Source material Start Marker

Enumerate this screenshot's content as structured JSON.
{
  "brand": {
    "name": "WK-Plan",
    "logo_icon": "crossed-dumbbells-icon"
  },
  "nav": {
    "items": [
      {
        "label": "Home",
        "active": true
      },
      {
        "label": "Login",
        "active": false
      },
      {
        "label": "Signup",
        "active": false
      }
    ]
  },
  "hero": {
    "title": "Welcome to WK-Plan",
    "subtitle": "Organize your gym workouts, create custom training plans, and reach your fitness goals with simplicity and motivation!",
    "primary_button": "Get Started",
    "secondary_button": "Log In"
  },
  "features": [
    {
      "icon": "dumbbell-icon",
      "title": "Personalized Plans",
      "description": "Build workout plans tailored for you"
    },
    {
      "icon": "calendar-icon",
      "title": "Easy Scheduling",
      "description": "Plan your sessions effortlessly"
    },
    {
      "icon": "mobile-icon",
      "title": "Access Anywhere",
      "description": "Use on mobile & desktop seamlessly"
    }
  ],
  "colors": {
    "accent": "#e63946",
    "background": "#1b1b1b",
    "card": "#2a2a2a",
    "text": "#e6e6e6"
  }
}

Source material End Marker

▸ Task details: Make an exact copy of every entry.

▸ Solved exercise:
Enumerate this screenshot's content as structured JSON.
{
  "brand": {
    "name": "WK-Plan",
    "logo_icon": "crossed-dumbbells-icon"
  },
  "nav": {
    "items": [
      {
        "label": "Home",
        "active": true
      },
      {
        "label": "Login",
        "active": false
      },
      {
        "label": "Signup",
        "active": false
      }
    ]
  },
  "hero": {
    "title": "Welcome to WK-Plan",
    "subtitle": "Organize your gym workouts, create custom training plans, and reach your fitness goals with simplicity and motivation!",
    "primary_button": "Get Started",
    "secondary_button": "Log In"
  },
  "features": [
    {
      "icon": "dumbbell-icon",
      "title": "Personalized Plans",
      "description": "Build workout plans tailored for you"
    },
    {
      "icon": "calendar-icon",
      "title": "Easy Scheduling",
      "description": "Plan your sessions effortlessly"
    },
    {
      "icon": "mobile-icon",
      "title": "Access Anywhere",
      "description": "Use on mobile & desktop seamlessly"
    }
  ],
  "colors": {
    "accent": "#e63946",
    "background": "#1b1b1b",
    "card": "#2a2a2a",
    "text": "#e6e6e6"
  }
}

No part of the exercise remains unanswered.